You know the feeling of pride and achievement when you’ve worked really hard on a term paper, and finally turn it in? That’s how the critical design review team for NASA’s Space Launch System is feeling this week as the program completed its review. The in-depth review – the first in almost 40 years for a NASA exploration class vehicle — provides a final look at the design and development of the integrated rocket before full-scale fabrication begins. Throughout the course of 11 weeks, 13 teams – including representatives from several NASA field centers – reviewed more than 1,000 files of data as part of the comprehensive assessment process.
New Website Gathering Public Input on NASA Mars Images – July 22
Science-team members for NASA’s Mars Reconnaissance Orbiter are soliciting help from the public to analyze exotic features near the south pole of Mars. By categorizing features visible in images from the orbiter’s Context Camera (CTX), volunteers are using their own computers to help the team identify specific areas for even more detailed examination with the orbiter’s High Resolution Imaging Science Experiment (HiRISE) camera. HiRISE can reveal more detail than any other camera ever put into orbit around Mars.
NASA Invites Media to Emergency Locator Transmitters Crash Test – July 23
Engineers at NASA’s Langley Research Center in Hampton, Virginia, will crash test a small plane, to test the performance of five emergency locator transmitters (ELTs) installed onboard.
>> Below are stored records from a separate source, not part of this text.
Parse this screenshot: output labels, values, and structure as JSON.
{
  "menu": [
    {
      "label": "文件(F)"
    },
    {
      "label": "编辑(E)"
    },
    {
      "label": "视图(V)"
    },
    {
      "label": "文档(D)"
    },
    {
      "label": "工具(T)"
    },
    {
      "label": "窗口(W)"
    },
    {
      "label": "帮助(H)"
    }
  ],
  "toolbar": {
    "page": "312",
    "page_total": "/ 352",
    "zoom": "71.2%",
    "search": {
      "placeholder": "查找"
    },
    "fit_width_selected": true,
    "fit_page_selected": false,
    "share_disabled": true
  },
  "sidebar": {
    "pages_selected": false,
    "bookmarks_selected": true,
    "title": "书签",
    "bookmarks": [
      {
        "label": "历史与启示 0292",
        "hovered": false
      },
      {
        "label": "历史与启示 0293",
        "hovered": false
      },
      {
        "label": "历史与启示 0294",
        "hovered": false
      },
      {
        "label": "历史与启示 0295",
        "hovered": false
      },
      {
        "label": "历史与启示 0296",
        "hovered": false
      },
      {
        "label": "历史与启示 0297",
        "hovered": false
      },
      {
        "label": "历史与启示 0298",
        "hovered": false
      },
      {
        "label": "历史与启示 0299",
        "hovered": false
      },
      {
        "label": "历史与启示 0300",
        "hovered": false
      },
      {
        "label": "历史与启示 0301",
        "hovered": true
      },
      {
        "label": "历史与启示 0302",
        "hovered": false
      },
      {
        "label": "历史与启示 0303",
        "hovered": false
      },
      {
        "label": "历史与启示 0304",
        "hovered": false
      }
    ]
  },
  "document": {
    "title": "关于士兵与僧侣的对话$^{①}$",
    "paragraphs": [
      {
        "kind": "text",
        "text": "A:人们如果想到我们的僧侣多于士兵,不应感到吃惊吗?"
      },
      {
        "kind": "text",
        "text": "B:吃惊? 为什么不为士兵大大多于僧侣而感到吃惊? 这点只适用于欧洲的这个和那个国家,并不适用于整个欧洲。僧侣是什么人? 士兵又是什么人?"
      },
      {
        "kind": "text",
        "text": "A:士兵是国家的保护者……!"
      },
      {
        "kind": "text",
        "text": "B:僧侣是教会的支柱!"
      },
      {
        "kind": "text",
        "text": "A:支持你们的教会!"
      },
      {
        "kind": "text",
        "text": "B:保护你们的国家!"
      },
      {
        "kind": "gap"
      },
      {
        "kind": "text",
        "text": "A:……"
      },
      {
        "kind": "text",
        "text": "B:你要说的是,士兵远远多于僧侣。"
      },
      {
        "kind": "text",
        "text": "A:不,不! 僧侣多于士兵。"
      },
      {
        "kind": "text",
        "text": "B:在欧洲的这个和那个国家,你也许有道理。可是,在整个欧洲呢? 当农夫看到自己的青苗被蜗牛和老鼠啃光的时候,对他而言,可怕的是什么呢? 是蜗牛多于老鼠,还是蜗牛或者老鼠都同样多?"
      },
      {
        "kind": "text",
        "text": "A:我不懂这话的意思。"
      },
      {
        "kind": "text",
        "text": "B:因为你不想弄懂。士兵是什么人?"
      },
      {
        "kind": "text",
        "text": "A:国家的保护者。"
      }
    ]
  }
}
This is the second of three crash tests of three different Cessna 172 aircraft this summer equipped with ELTs, crash test dummies, cameras and data-collecting sensors.
NASA Invites Media to 2015 Unmanned Aircraft Systems Traffic Management Convention – July 22
NASA and the Silicon Valley Chapter of the Association of Unmanned Vehicle Systems International will cosponsor the 2015 Unmanned Aircraft Systems (UAS) Traffic Management Convention: A New Era in Aviation. The event will be held Tuesday, July 28 through Thursday, July 30, at NASA’s Ames Research Center in Moffett Field, California.
A Wi-Fi Reflector Chip To Speed Up Wearables – July 22
Whether you’re tracking your steps, monitoring your health or sending photos from a smart watch, you want the battery life of your wearable device to last as long as possible. If the power necessary to transmit and receive information from a wearable to a computer, cellular or Wi-Fi network were reduced, you could get a lot more mileage out of the technology you’re wearing before having to recharge it. Adrian Tang of NASA’s Jet Propulsion Laboratory in Pasadena, California, is working on a technology to do just that. He and M.C. Frank Chang at the University of California, Los Angeles, have been working on microchips for wearable devices that reflect wireless signals instead of using regular transmitters and receivers. Their solution transmits information up to three times faster than regular Wi-Fi.
Could ‘Windbots’ Someday Explore the Skies of Jupiter? – July 22
Recently a team of engineers at NASA’s Jet Propulsion Laboratory in Pasadena, California, wondered if a probe could be buoyant in the clouds of Earth or a distant gas giant planet, like Jupiter. That team has recently begun studying their question, thanks to a one-year, $100,000 study, funded by NASA’s Innovative Advanced Concepts (NIAC) program. They’re investigating the feasibility of creating a windbot, a new class of robotic probe designed to stay aloft in a planet’s atmosphere for a long time without wings or hot-air balloons. The NASA-funded study will systematically investigate how future spacecraft of this kind could stay airborne and harvest energy.